  1. [1]
    V.S. Alagar, P. Colagrosso, A. Loukas, S. Narayanan, and A. Protopsaltou, “Formal Specifications for Effective Black-Box Reuse,” Technical Reports (2 volumes), Department of Computer Science, Concordia University, Montreal, Canada, February 1996.Google Scholar
  2. [2]
    J. Chen, “The Larch/Generic Interface Language,” S.B. Thesis, Department of Electrical Engineering and Computer Science, Massachusettes Institute of Technology, Boston, MA, 1989.Google Scholar
  3. [3]
    Y. Cheon, “Larch/Smalltalk: A Specification Language for Smalltalk,” M.Sc. Thesis, Department of Computer Science, Iowa State University, Iowa, 1991.Google Scholar
  4. [4]
    P. Colagrosso, “Formal Specification of C++ Class Interfaces for Software Reuse,” M.Comp.Sci. Thesis, Department of Computer Science, Concordia University, Montreal, Canada, 1993.Google Scholar
  5. [5]
    D. Guaspari, C. Marceau, and W. Polak, “Formal Verification of Ada Programs,” IEEE Transactions on Software Engineering, Vol. 16, No. 9, September 1990, pp. 1058–1075.CrossRefGoogle Scholar
  6. [6]
    J.V. Guttag, J.J. Horning, with S.J. Garland, K.D. Jones, A. Modet, and J.M. Wing, Larch: Languages and Tools for Formal Specification, Springer-Verlag, New York, NY, 1993.zbMATHCrossRefGoogle Scholar
  7. [7]
    K. Jones, LM3: A Larch Interface Language for Modula-3: A Definition and Introduction: Version 1.0, Technical Report 72, DEC/SRC, Digital Equipment Corporation, MA, 1991.Google Scholar
  8. [8]
    G.T. Leavens, Larch/C++ Reference Manual, Draft: Revision 5.1, February 1997.Google Scholar
  9. [9]
    G.T. Leavens and Y. Cheon, “Preliminary Design of Larch/C++,” in U. Martin and J. Wing (Eds.), Proceedings of the First International Workshop on Larch, Workshops in Computer Science Series, Springer-Verlag, London, 1992.Google Scholar
  10. [10]
    Rogue Wave, Tools.h++ Class Library, Version 6.0, Rogue Wave Software, 1993.Google Scholar
  11. [11]
    J. Wing, “A Two-Tiered Approach for Specifying Programs,” Technical Report TR_299, Laboratory for Computer Science, Massachussets Institute of Technology, Boston, MA, 1983.Google Scholar
  12. [12]
    J. Wing, “Writing Larch Interface Language Specifications,” ACM Transactions on Programming Languages and Systems, Vol. 9, No. 1, 1987, pp. 1–24.MathSciNetzbMATHCrossRefGoogle Scholar

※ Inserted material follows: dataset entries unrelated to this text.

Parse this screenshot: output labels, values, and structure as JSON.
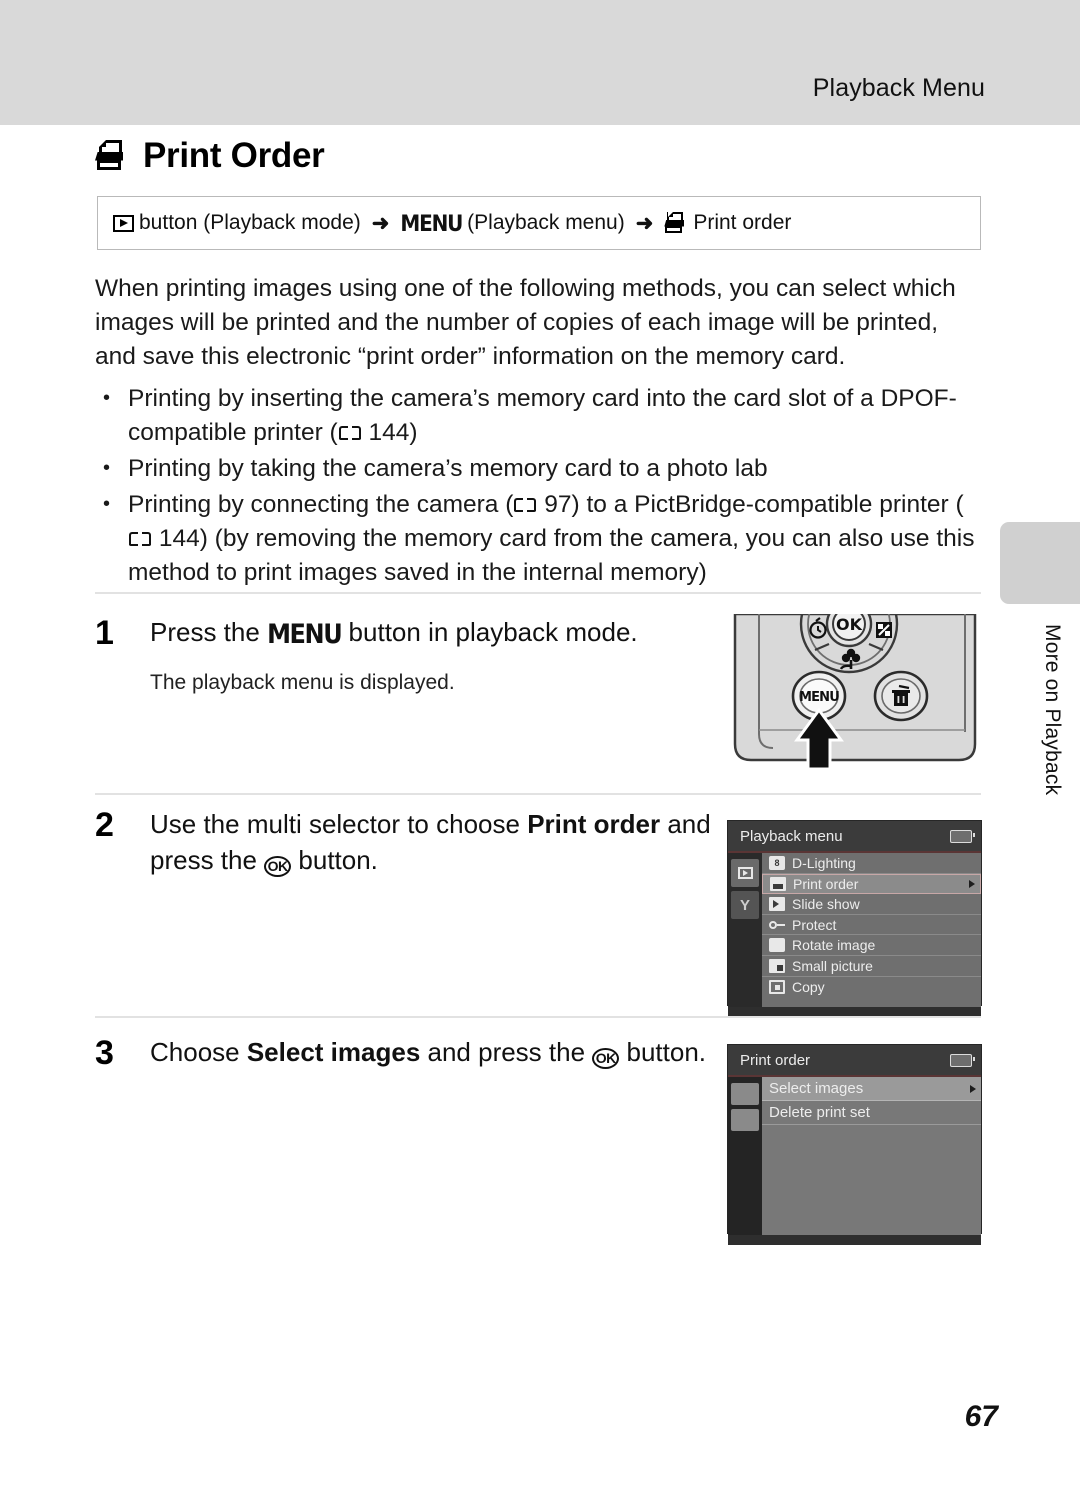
{
  "header": {
    "running_title": "Playback Menu"
  },
  "section": {
    "icon": "printer-icon",
    "title": "Print Order"
  },
  "path_box": {
    "play_icon": "playback-button-icon",
    "seg1": "button (Playback mode)",
    "arrow1": "➜",
    "menu_icon": "MENU",
    "seg2": "(Playback menu)",
    "arrow2": "➜",
    "printer_icon": "printer-icon",
    "seg3": "Print order"
  },
  "intro": {
    "paragraph": "When printing images using one of the following methods, you can select which images will be printed and the number of copies of each image will be printed, and save this electronic “print order” information on the memory card.",
    "bullets": [
      {
        "text_before": "Printing by inserting the camera’s memory card into the card slot of a DPOF-compatible printer (",
        "ref_icon": "book-icon",
        "ref_page": "144",
        "text_after": ")"
      },
      {
        "text_before": "Printing by taking the camera’s memory card to a photo lab",
        "ref_icon": "",
        "ref_page": "",
        "text_after": ""
      },
      {
        "text_before": "Printing by connecting the camera (",
        "ref_icon": "book-icon",
        "ref_page": "97",
        "text_mid": ") to a PictBridge-compatible printer (",
        "ref_icon2": "book-icon",
        "ref_page2": "144",
        "text_after": ") (by removing the memory card from the camera, you can also use this method to print images saved in the internal memory)"
      }
    ]
  },
  "steps": [
    {
      "number": "1",
      "title_before": "Press the ",
      "title_glyph": "MENU",
      "title_after": " button in playback mode.",
      "sub": "The playback menu is displayed."
    },
    {
      "number": "2",
      "title_before": "Use the multi selector to choose ",
      "title_bold": "Print order",
      "title_mid": " and press the ",
      "title_glyph": "OK",
      "title_after": " button.",
      "sub": ""
    },
    {
      "number": "3",
      "title_before": "Choose ",
      "title_bold": "Select images",
      "title_mid": " and press the ",
      "title_glyph": "OK",
      "title_after": " button.",
      "sub": ""
    }
  ],
  "camera_figure": {
    "name": "camera-rear-controls",
    "selftimer_icon": "self-timer-icon",
    "ok_label": "OK",
    "exposure_icon": "exposure-compensation-icon",
    "macro_icon": "macro-flower-icon",
    "menu_button_label": "MENU",
    "delete_icon": "trash-icon",
    "callout": "press-arrow"
  },
  "playback_menu_lcd": {
    "title": "Playback menu",
    "battery_icon": "battery-icon",
    "tabs": [
      {
        "icon": "playback-tab-icon",
        "active": true
      },
      {
        "icon": "setup-wrench-tab-icon",
        "active": false
      }
    ],
    "items": [
      {
        "icon": "d-lighting-icon",
        "label": "D-Lighting",
        "selected": false,
        "has_arrow": false
      },
      {
        "icon": "print-order-icon",
        "label": "Print order",
        "selected": true,
        "has_arrow": true
      },
      {
        "icon": "slide-show-icon",
        "label": "Slide show",
        "selected": false,
        "has_arrow": false
      },
      {
        "icon": "protect-key-icon",
        "label": "Protect",
        "selected": false,
        "has_arrow": false
      },
      {
        "icon": "rotate-image-icon",
        "label": "Rotate image",
        "selected": false,
        "has_arrow": false
      },
      {
        "icon": "small-picture-icon",
        "label": "Small picture",
        "selected": false,
        "has_arrow": false
      },
      {
        "icon": "copy-icon",
        "label": "Copy",
        "selected": false,
        "has_arrow": false
      }
    ]
  },
  "print_order_lcd": {
    "title": "Print order",
    "battery_icon": "battery-icon",
    "items": [
      {
        "label": "Select images",
        "selected": true,
        "has_arrow": true
      },
      {
        "label": "Delete print set",
        "selected": false,
        "has_arrow": false
      }
    ]
  },
  "side_tab": {
    "label": "More on Playback"
  },
  "footer": {
    "page_number": "67"
  }
}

Copyright information

© Springer Science+Business Media New York 1998

Authors and Affiliations

  • V. S. Alagar
    • 1
  • K. Periyasamy
    • 2
  1. 1.Department of Computer ScienceConcordia UniversityMontrealCanada
  2. 2.Department of Computer ScienceUniversity of ManitobaWinnipegCanada

Personalised recommendations